Working data:

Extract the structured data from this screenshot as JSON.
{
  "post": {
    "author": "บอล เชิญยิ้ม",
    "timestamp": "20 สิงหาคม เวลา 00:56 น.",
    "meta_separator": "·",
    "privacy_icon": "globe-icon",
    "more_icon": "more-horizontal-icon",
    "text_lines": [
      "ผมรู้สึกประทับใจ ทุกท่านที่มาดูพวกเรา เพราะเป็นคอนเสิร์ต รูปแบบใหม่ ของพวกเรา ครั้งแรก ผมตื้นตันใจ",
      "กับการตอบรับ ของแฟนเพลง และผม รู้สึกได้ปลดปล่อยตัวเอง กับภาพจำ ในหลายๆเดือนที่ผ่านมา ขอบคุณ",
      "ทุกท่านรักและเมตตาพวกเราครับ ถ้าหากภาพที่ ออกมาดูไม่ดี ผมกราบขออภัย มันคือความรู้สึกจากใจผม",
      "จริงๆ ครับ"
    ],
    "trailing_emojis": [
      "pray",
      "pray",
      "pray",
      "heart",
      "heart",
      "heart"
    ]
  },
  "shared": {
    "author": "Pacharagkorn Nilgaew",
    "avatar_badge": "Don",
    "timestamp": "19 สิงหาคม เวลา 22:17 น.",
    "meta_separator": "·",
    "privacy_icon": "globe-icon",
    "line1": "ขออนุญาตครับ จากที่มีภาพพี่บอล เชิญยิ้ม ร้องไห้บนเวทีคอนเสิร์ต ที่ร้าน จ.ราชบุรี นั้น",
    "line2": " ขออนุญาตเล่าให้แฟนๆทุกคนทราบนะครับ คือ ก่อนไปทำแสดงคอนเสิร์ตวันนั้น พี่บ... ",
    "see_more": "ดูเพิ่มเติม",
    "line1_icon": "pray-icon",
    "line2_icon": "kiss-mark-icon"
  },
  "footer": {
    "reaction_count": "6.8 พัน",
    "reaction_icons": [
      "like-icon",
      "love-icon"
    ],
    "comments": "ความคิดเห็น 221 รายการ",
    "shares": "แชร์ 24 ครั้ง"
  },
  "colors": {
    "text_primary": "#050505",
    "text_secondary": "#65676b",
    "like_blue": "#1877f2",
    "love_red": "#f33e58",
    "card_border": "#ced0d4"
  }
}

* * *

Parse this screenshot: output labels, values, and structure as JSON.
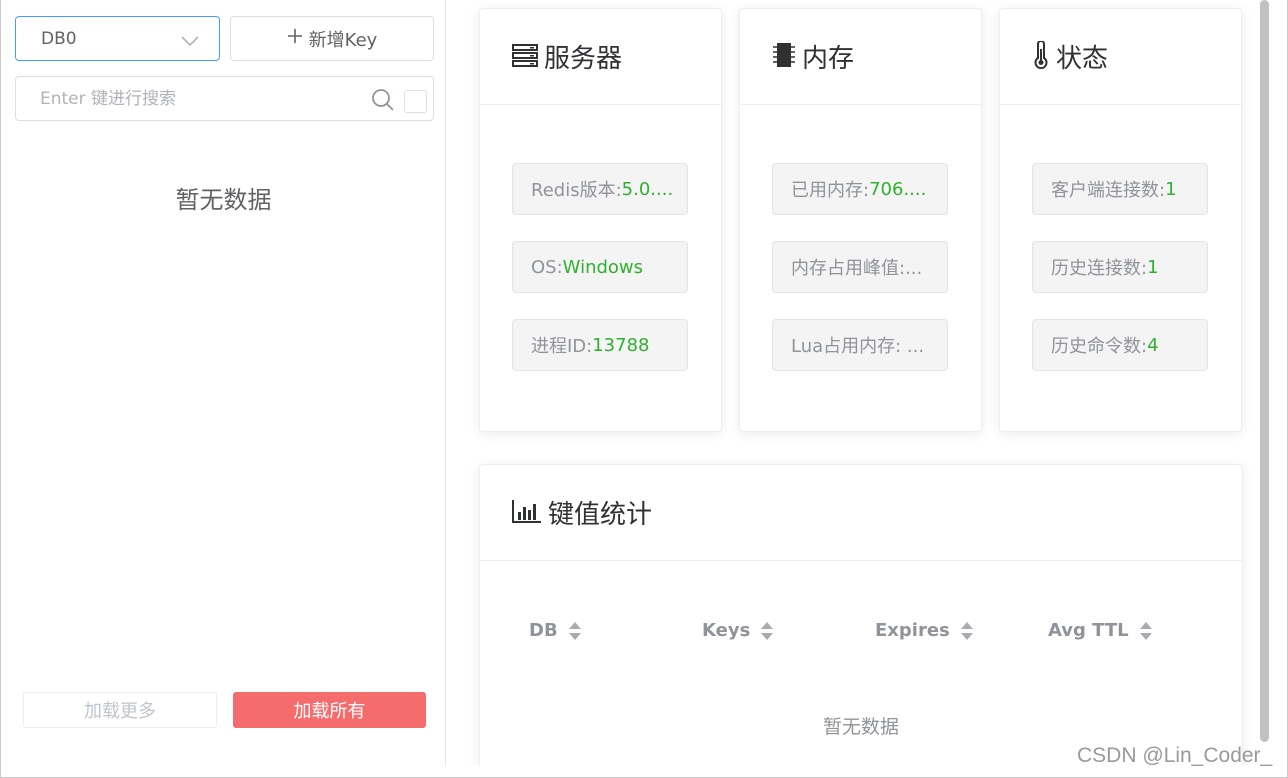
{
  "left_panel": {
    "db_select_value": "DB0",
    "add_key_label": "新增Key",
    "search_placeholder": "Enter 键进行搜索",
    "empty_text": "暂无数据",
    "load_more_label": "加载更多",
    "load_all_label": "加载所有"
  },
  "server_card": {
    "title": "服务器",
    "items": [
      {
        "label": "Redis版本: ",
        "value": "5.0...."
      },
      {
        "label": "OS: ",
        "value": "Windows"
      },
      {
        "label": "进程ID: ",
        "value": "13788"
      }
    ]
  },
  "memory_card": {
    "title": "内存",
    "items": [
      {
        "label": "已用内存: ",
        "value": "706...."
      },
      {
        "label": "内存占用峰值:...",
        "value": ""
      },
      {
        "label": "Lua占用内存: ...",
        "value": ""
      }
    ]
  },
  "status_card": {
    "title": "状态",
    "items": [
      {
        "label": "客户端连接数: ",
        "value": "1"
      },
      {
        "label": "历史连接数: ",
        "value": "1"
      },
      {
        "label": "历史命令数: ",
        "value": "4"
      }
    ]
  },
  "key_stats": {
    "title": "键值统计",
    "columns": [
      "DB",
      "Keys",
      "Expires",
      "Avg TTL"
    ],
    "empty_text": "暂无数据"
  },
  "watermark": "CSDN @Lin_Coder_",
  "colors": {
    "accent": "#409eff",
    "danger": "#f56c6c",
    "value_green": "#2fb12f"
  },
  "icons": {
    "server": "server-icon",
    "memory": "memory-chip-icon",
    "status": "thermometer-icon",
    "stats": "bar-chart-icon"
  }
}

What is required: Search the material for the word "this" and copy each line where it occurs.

Problem solution:
Extract the structured data from this screenshot as JSON.
Parse this screenshot: output labels, values, and structure as JSON.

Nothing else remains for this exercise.